_Given information_

^^^^^^^^^^^^^^^^

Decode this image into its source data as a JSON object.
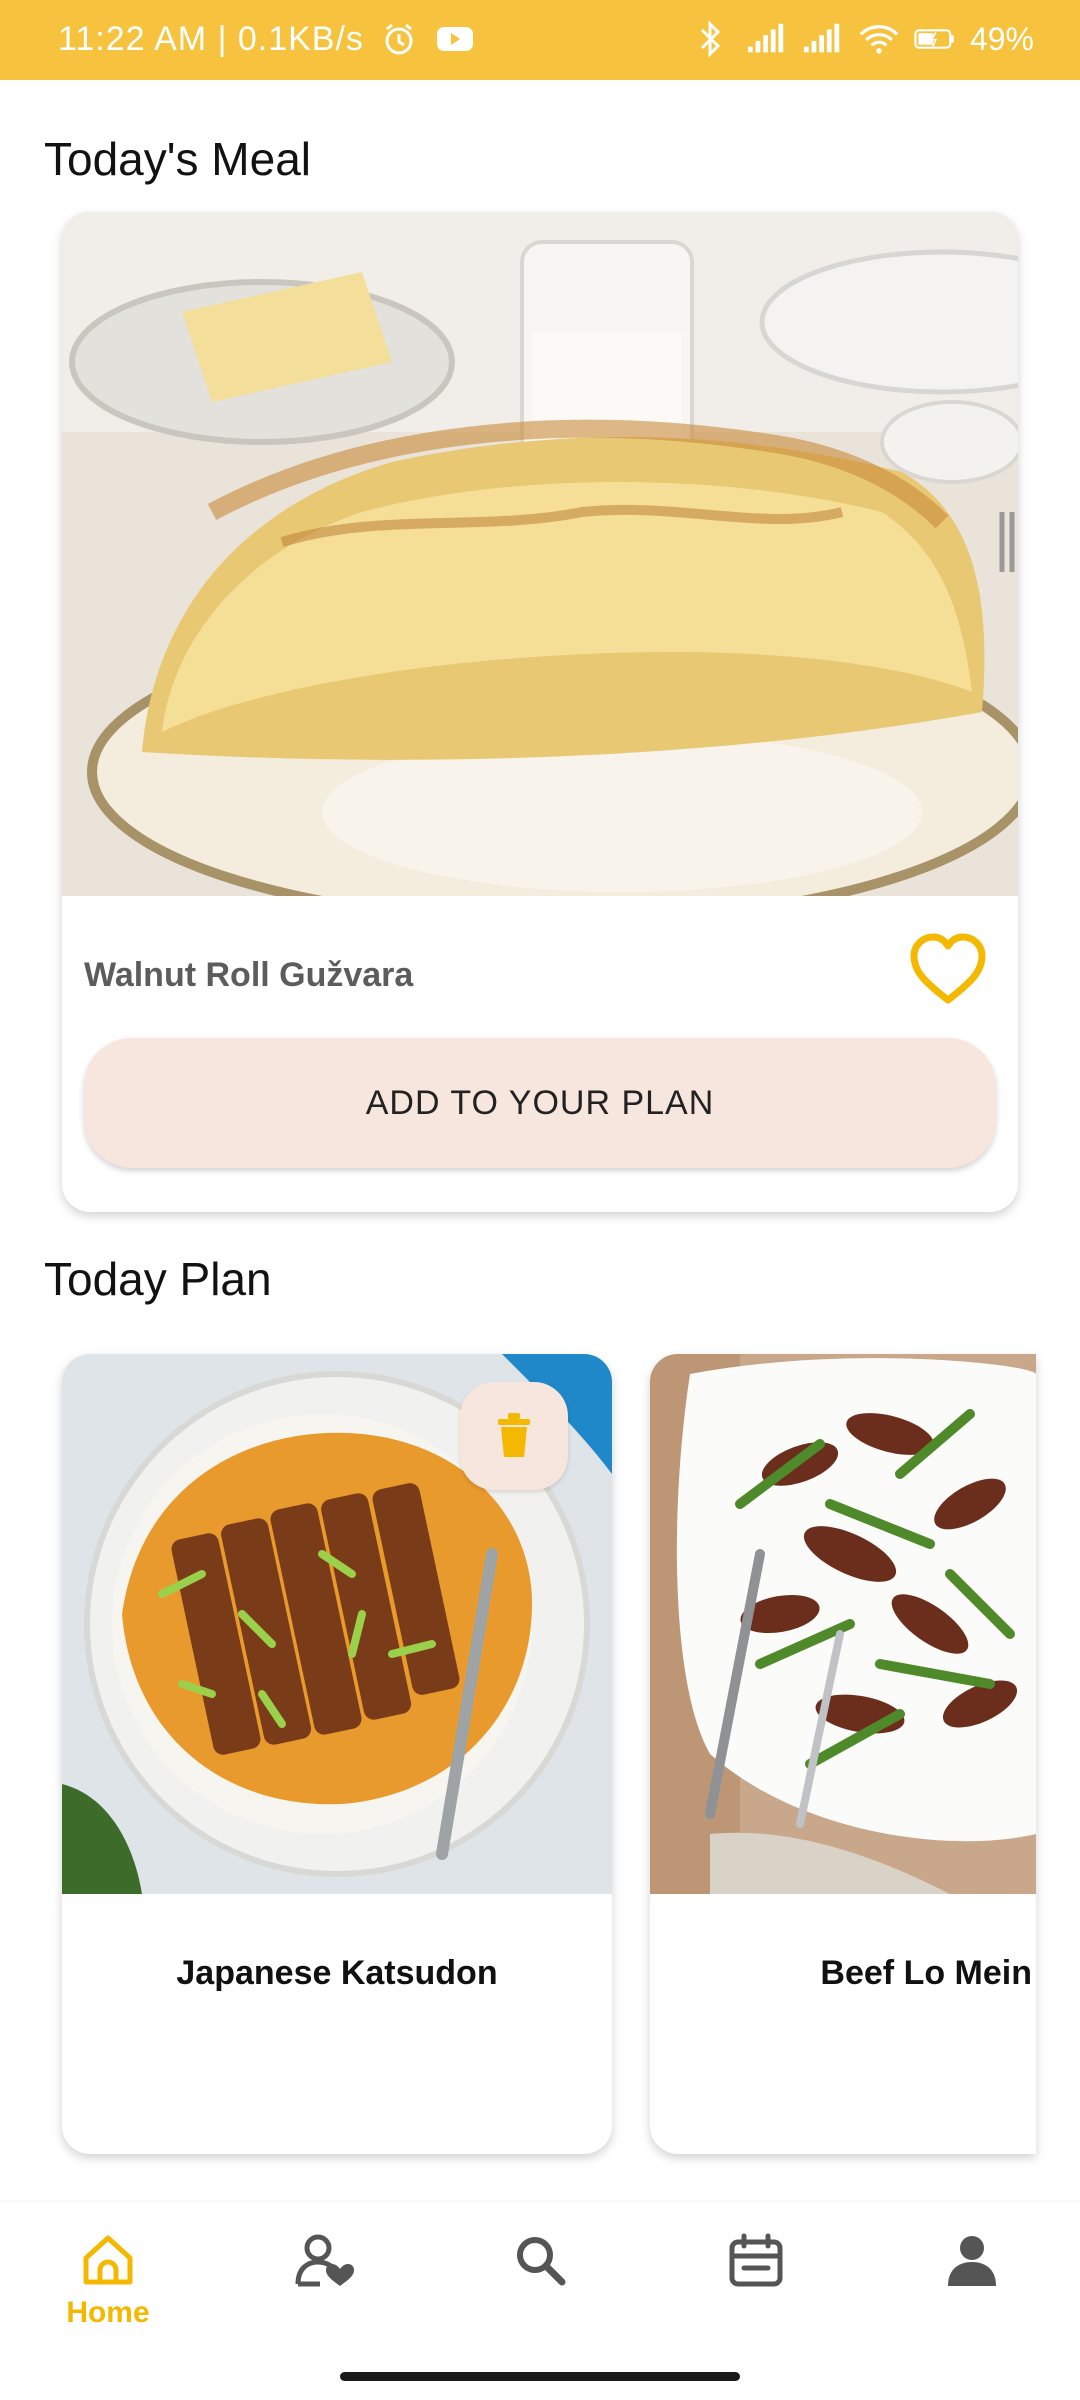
{
  "status_bar": {
    "time_speed": "11:22 AM | 0.1KB/s",
    "battery": "49%",
    "icons": [
      "alarm-icon",
      "youtube-icon",
      "bluetooth-icon",
      "signal-icon",
      "signal-icon",
      "wifi-icon",
      "battery-icon"
    ]
  },
  "todays_meal": {
    "heading": "Today's Meal",
    "name": "Walnut Roll Gužvara",
    "add_label": "ADD TO YOUR PLAN"
  },
  "today_plan": {
    "heading": "Today Plan",
    "items": [
      {
        "name": "Japanese Katsudon"
      },
      {
        "name": "Beef Lo Mein"
      }
    ]
  },
  "nav": {
    "items": [
      {
        "label": "Home",
        "icon": "home-icon",
        "active": true
      },
      {
        "icon": "favorites-user-icon"
      },
      {
        "icon": "search-icon"
      },
      {
        "icon": "calendar-icon"
      },
      {
        "icon": "profile-icon"
      }
    ]
  },
  "colors": {
    "accent": "#f7c23e",
    "active": "#f5b800",
    "button_bg": "#f6e6dd"
  }
}
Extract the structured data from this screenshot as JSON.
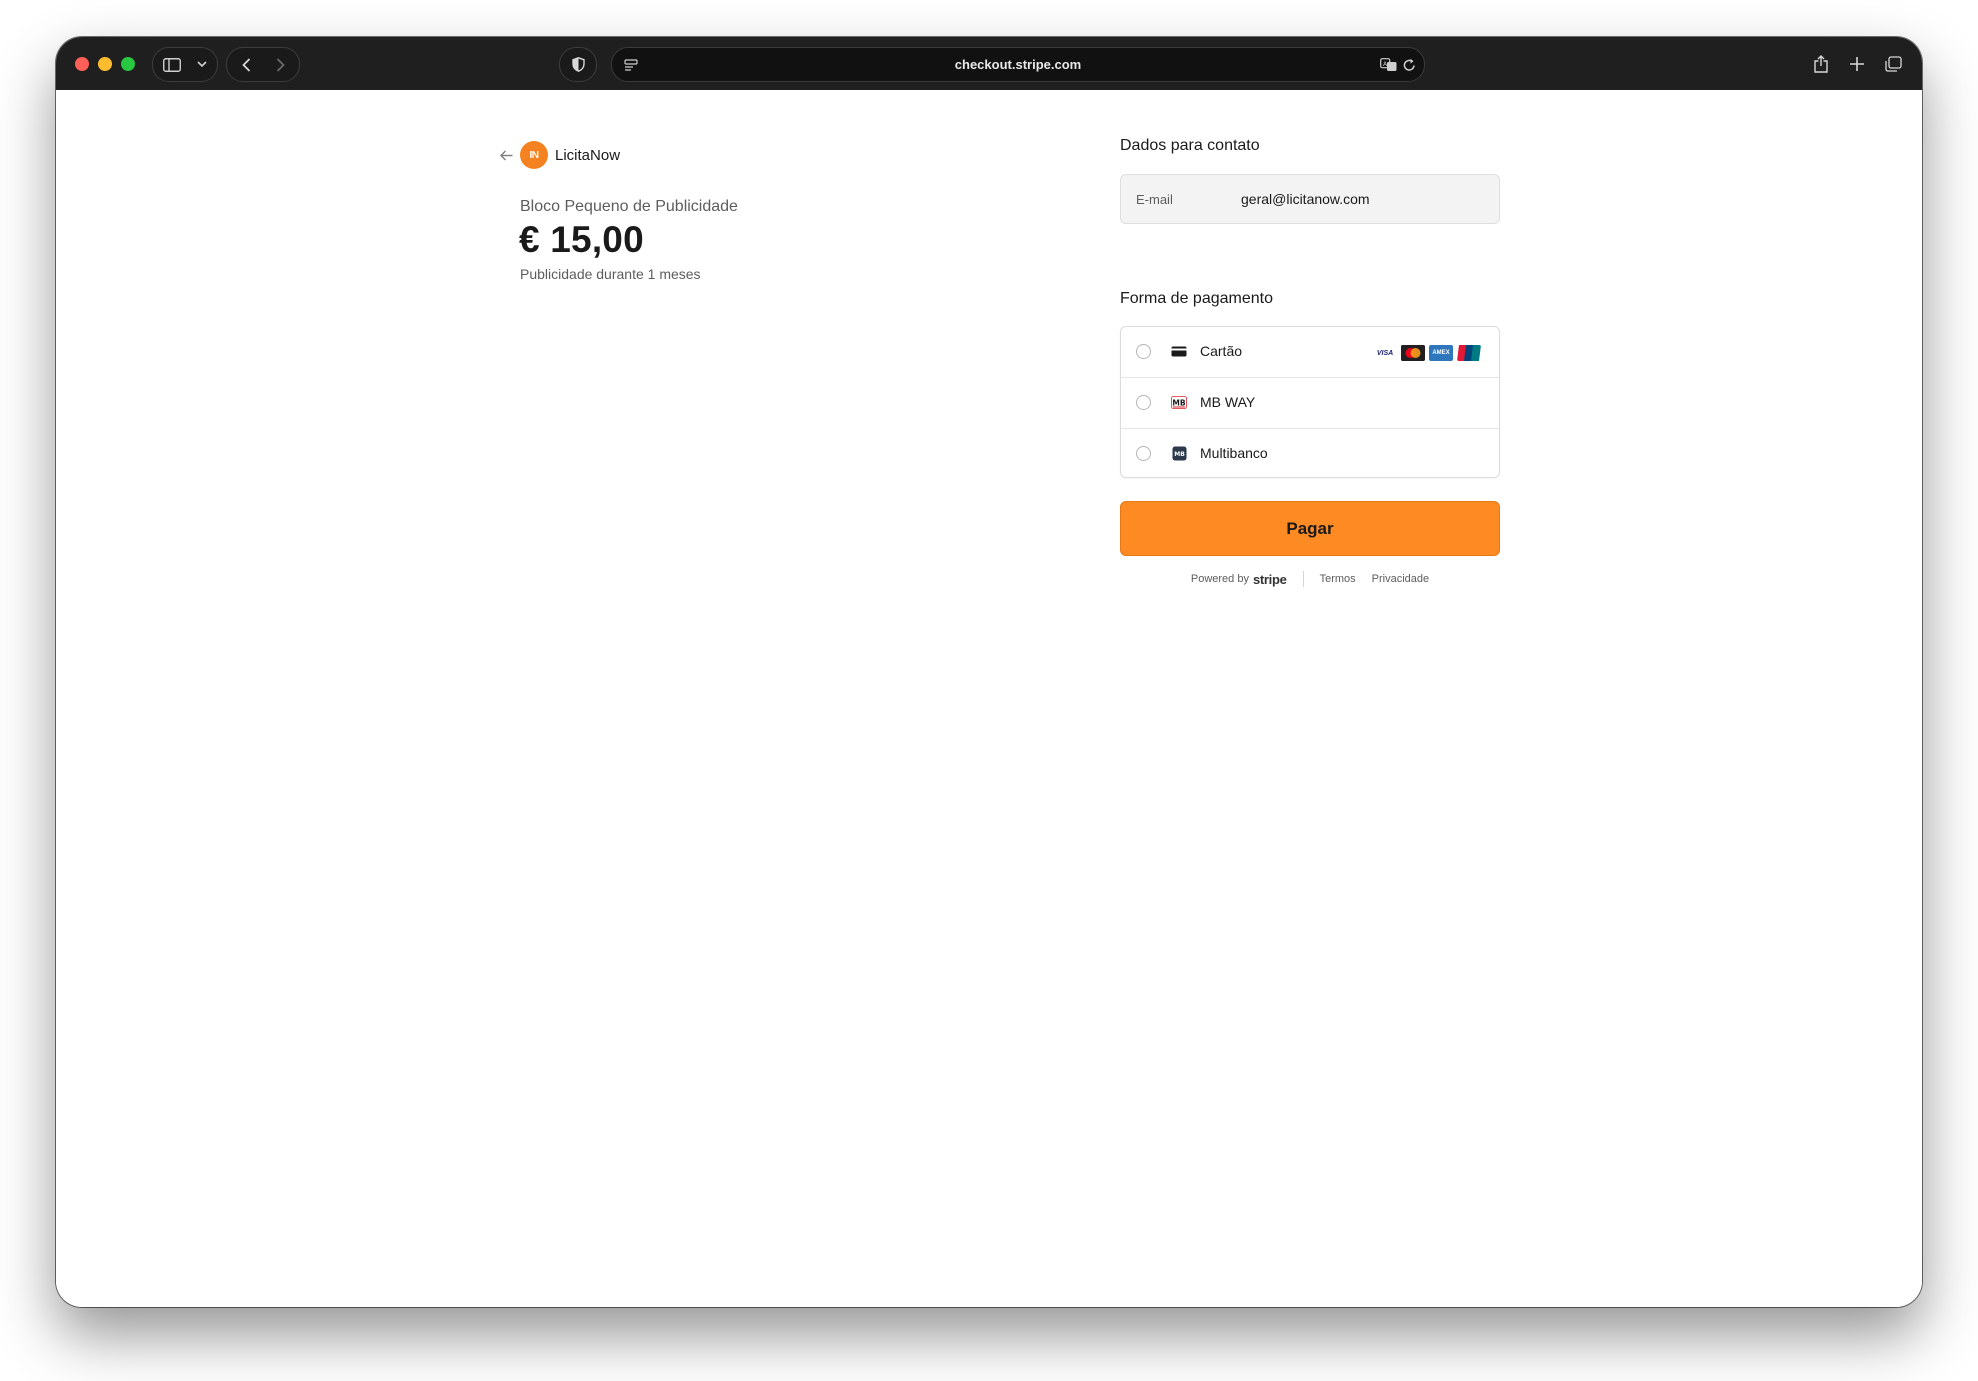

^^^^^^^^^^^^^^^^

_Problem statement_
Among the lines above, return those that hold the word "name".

_Answer to this exercise_
    "name": "Walnut Roll Gužvara",
        "name": "Japanese Katsudon"
        "name": "Beef Lo Mein"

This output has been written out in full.